What this task involves
An exact repetition of every entry, with no images, is the required answer.

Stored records
********************

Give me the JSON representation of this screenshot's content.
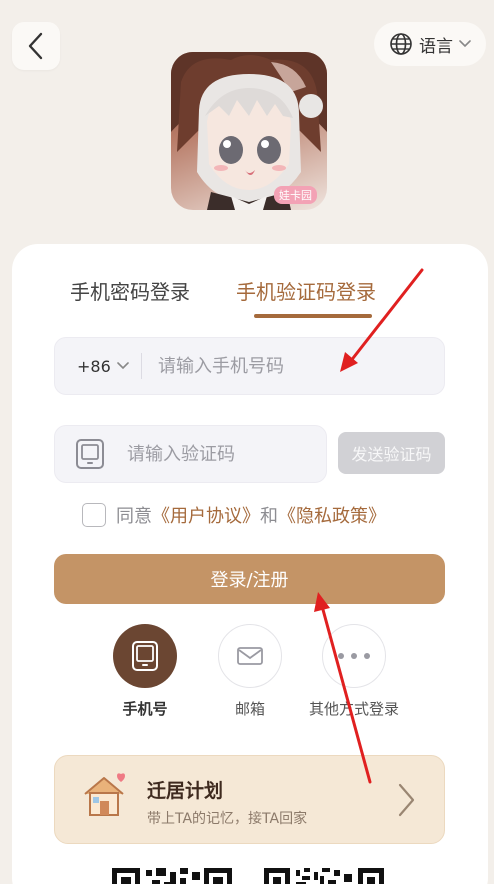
{
  "header": {
    "language_label": "语言"
  },
  "avatar": {
    "watermark": "娃卡园"
  },
  "tabs": [
    {
      "label": "手机密码登录",
      "active": false
    },
    {
      "label": "手机验证码登录",
      "active": true
    }
  ],
  "phone": {
    "country_code": "+86",
    "placeholder": "请输入手机号码",
    "value": ""
  },
  "code": {
    "placeholder": "请输入验证码",
    "value": "",
    "send_label": "发送验证码"
  },
  "agreement": {
    "prefix": "同意",
    "user_agreement": "《用户协议》",
    "conjunction": "和",
    "privacy_policy": "《隐私政策》",
    "checked": false
  },
  "login_button": "登录/注册",
  "alt_methods": [
    {
      "label": "手机号",
      "icon": "phone-icon",
      "active": true
    },
    {
      "label": "邮箱",
      "icon": "mail-icon",
      "active": false
    },
    {
      "label": "其他方式登录",
      "icon": "more-icon",
      "active": false
    }
  ],
  "move_plan": {
    "title": "迁居计划",
    "subtitle": "带上TA的记忆，接TA回家",
    "icon": "house-icon"
  },
  "colors": {
    "accent": "#a56a3c",
    "primary_button": "#c49466",
    "background": "#f3efea",
    "active_method": "#6b4632",
    "annotation_arrow": "#e02020"
  }
}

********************

Solution below
Give me the JSON representation of this screenshot's content.
{
  "header": {
    "language_label": "语言"
  },
  "avatar": {
    "watermark": "娃卡园"
  },
  "tabs": [
    {
      "label": "手机密码登录",
      "active": false
    },
    {
      "label": "手机验证码登录",
      "active": true
    }
  ],
  "phone": {
    "country_code": "+86",
    "placeholder": "请输入手机号码",
    "value": ""
  },
  "code": {
    "placeholder": "请输入验证码",
    "value": "",
    "send_label": "发送验证码"
  },
  "agreement": {
    "prefix": "同意",
    "user_agreement": "《用户协议》",
    "conjunction": "和",
    "privacy_policy": "《隐私政策》",
    "checked": false
  },
  "login_button": "登录/注册",
  "alt_methods": [
    {
      "label": "手机号",
      "icon": "phone-icon",
      "active": true
    },
    {
      "label": "邮箱",
      "icon": "mail-icon",
      "active": false
    },
    {
      "label": "其他方式登录",
      "icon": "more-icon",
      "active": false
    }
  ],
  "move_plan": {
    "title": "迁居计划",
    "subtitle": "带上TA的记忆，接TA回家",
    "icon": "house-icon"
  },
  "colors": {
    "accent": "#a56a3c",
    "primary_button": "#c49466",
    "background": "#f3efea",
    "active_method": "#6b4632",
    "annotation_arrow": "#e02020"
  }
}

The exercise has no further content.